The Daily Northwestern

Northwestern University and Evanston's Only Daily News Source Since 1881

The Daily Northwestern

Northwestern University and Evanston's Only Daily News Source Since 1881

The Daily Northwestern

Email Newsletter

Sign up to receive our email newsletter in your inbox.


Queering The Map shows queer love on campus
‘You know absolutely nothing’: Students frustrated with NU’s handling of academic integrity cases
NU’s Summer Class Schedule offers flexibility, opportunities for academic advancement
Community awards, advocacy headline Evanston’s fifth annual Juneteenth parade
Race Against Hate: Ricky Byrdsong’s Legacy
The Week Ahead, June 17-23: Juneteenth, Summer Solstice and Pride Celebrations in Chicagoland
Evanston Environment Board drops fossil fuels divestment, recommends updates to leaf blower ordinance
Perry: A little humility goes a long way

Brew, Hou, Leung, Pandey: On being scared to tweet and the pressure to market yourself as a student journalist

June 4, 2024

Haner: A love letter to the multimedia room

June 4, 2024

Derrick Gragg appointed as Northwestern’s vice president for athletic strategy, search for new athletic director begins

Lacrosse: Northwestern’s Izzy Scane wins 2024 Honda Sport Award

June 13, 2024

Lacrosse: Northwestern’s Izzy Scane wins 2024 Tewaaraton Award

May 30, 2024


The secret (and short) lives of cicadas on campus

NU Declassified: Prof.
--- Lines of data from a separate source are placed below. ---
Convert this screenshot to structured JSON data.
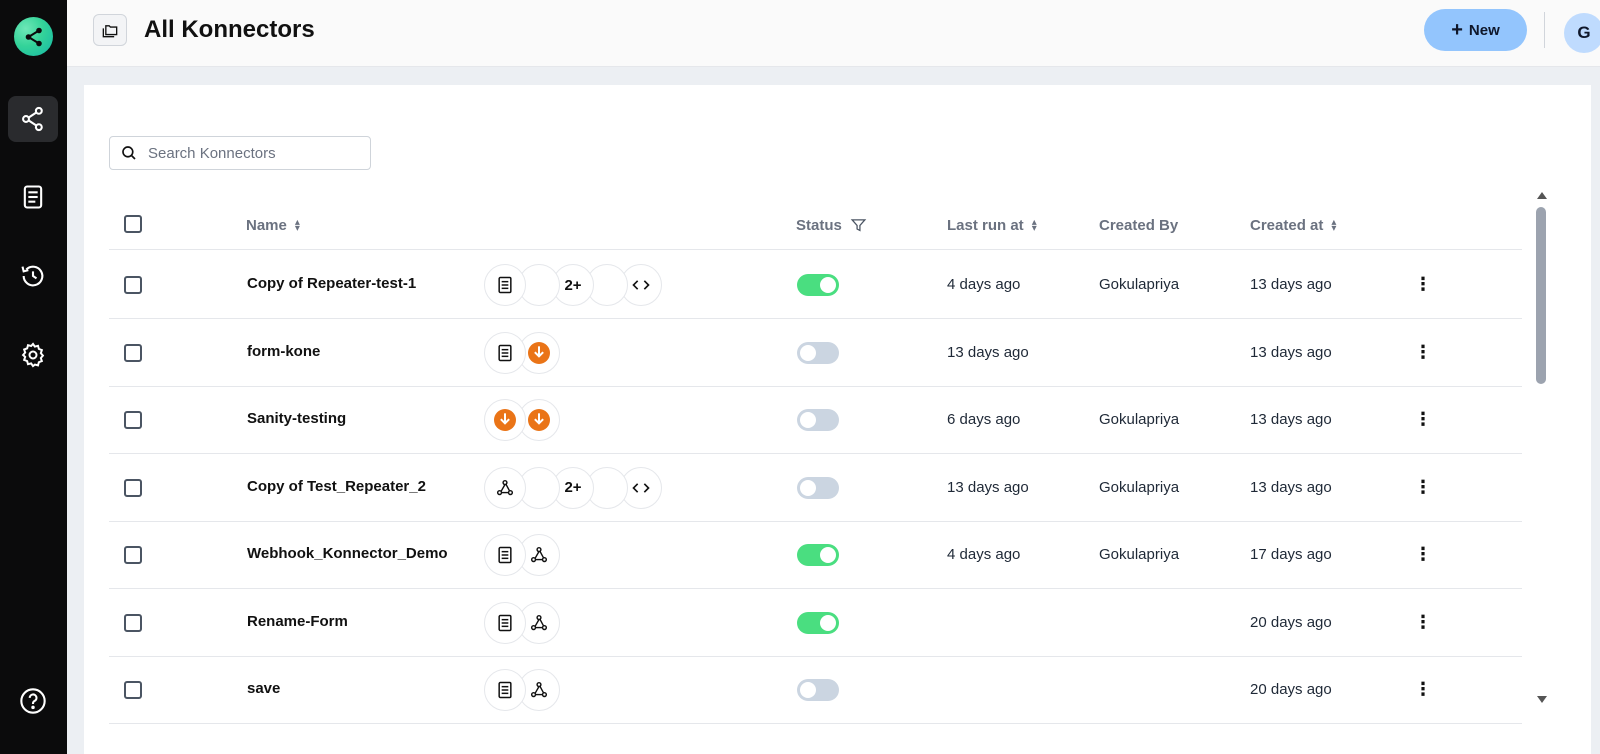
{
  "sidebar": {
    "items": [
      {
        "icon": "share-icon",
        "active": true
      },
      {
        "icon": "document-icon",
        "active": false
      },
      {
        "icon": "history-icon",
        "active": false
      },
      {
        "icon": "gear-icon",
        "active": false
      }
    ],
    "help_icon": "help-icon"
  },
  "header": {
    "title": "All Konnectors",
    "new_label": "New",
    "avatar_initial": "G"
  },
  "search": {
    "placeholder": "Search Konnectors"
  },
  "table": {
    "columns": {
      "name": "Name",
      "status": "Status",
      "last_run": "Last run at",
      "created_by": "Created By",
      "created_at": "Created at"
    },
    "rows": [
      {
        "name": "Copy of Repeater-test-1",
        "apps": [
          "document-icon",
          "blank",
          "2+",
          "blank",
          "code-icon"
        ],
        "enabled": true,
        "last_run": "4 days ago",
        "created_by": "Gokulapriya",
        "created_at": "13 days ago"
      },
      {
        "name": "form-kone",
        "apps": [
          "document-icon",
          "orange-app-icon"
        ],
        "enabled": false,
        "last_run": "13 days ago",
        "created_by": "",
        "created_at": "13 days ago"
      },
      {
        "name": "Sanity-testing",
        "apps": [
          "orange-app-icon",
          "orange-app-icon"
        ],
        "enabled": false,
        "last_run": "6 days ago",
        "created_by": "Gokulapriya",
        "created_at": "13 days ago"
      },
      {
        "name": "Copy of Test_Repeater_2",
        "apps": [
          "webhook-icon",
          "blank",
          "2+",
          "blank",
          "code-icon"
        ],
        "enabled": false,
        "last_run": "13 days ago",
        "created_by": "Gokulapriya",
        "created_at": "13 days ago"
      },
      {
        "name": "Webhook_Konnector_Demo",
        "apps": [
          "document-icon",
          "webhook-icon"
        ],
        "enabled": true,
        "last_run": "4 days ago",
        "created_by": "Gokulapriya",
        "created_at": "17 days ago"
      },
      {
        "name": "Rename-Form",
        "apps": [
          "document-icon",
          "webhook-icon"
        ],
        "enabled": true,
        "last_run": "",
        "created_by": "",
        "created_at": "20 days ago"
      },
      {
        "name": "save",
        "apps": [
          "document-icon",
          "webhook-icon"
        ],
        "enabled": false,
        "last_run": "",
        "created_by": "",
        "created_at": "20 days ago"
      }
    ]
  },
  "colors": {
    "sidebar_bg": "#0b0b0c",
    "accent_button": "#93c5fd",
    "toggle_on": "#4ade80",
    "toggle_off": "#cbd5e1",
    "orange_app": "#ea7417"
  }
}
Barbara Butts teaches leadership through stage management

Everything Evanston: Behind the boba in downtown Evanston

Campus Connection: U. of Illinois skydivers fly high

The grids of farmland can be pretty dull, admits University of Illinois Urbana-Champaign student Bradley Schlesinger. But the view is a lot more interesting when falling toward the landscape from an airplane.

“You get to fly over the clouds,” says Schlesinger, a junior architecture student at Illinois and president of the Falling Illini Skydiving Club.

Northwestern does not have a skydiving club, although students have shown interest in pursuing such a venture.

“A lot of people here say they have always wanted to (skydive) but haven’t gotten around to it,” said Weinberg sophomore Jonathan Wood. “Getting a club started would be really good for the school.”

Wood said he would support a skydiving club at NU because the group might be able to receive discounts at local drop zones such as Chicagoland Skydiving Center and Skydive Chicago.

“I think it’s a total rush,” he said. “The only thing I didn’t like about it was that it was expensive.”

Not unlike skydiving, however, the NU Ski and Snowboard Club offers students the chance to fly on the wild side. The club takes hundreds of people on a yearly skiing trip, and students already have begun signing up people for this year’s anticipated expedition to Breckenridge Ski Resort in Colorado the week after finals.

Although skiing and riding are not always extreme sports, the president of the club, McCormick senior Christopher McCloskey, said the terrain park, which features rails and jumps for snowboarders, remains one of the favorite attractions on club trips.

McCloskey said he takes skiing to an extreme.

“I just like going off cliffs every once in a while,” said McCloskey, who also leads the ski racing team down steep slalom runs as club president.

At Illinois Schlesinger and other members of the Falling Illini carpool out to Archway Skydiving Center every Saturday for the sole purpose of jumping out of a plane.

First-time parachuters attend classes at Archway Skydiving Center and then decide how they want to fly.

Option one, flying tandem, entails being strapped to an experienced jumper. The second option, called a static jump, allows students to fly alone and puts them on the faster track to getting a license.

Eventually, all Falling Illini become certified members of the United States Parachute Association.

Experienced jumpers eventually move on to more complicated jumps such as the formation jump, or Schlesinger’s current favorite, tracking jumps, where he said divers maximize their air resistance to fall slower.

“It was a sunset jump which is the last jump of the day, ” Schlesinger said. “It was an amazing thing that I had never done before.”

Although not everyone interested in getting that advanced, Schlesinger said he wants students to have the opportunity to at least try skydiving.

“It’s cool that we’re able to have the club and get people involved,” Schlesinger said.

Reach Elizabeth Gibson at [email protected].

More to Discover
Activate Search
Northwestern University and Evanston's Only Daily News Source Since 1881
Campus Connection: U. of Illinois skydivers fly high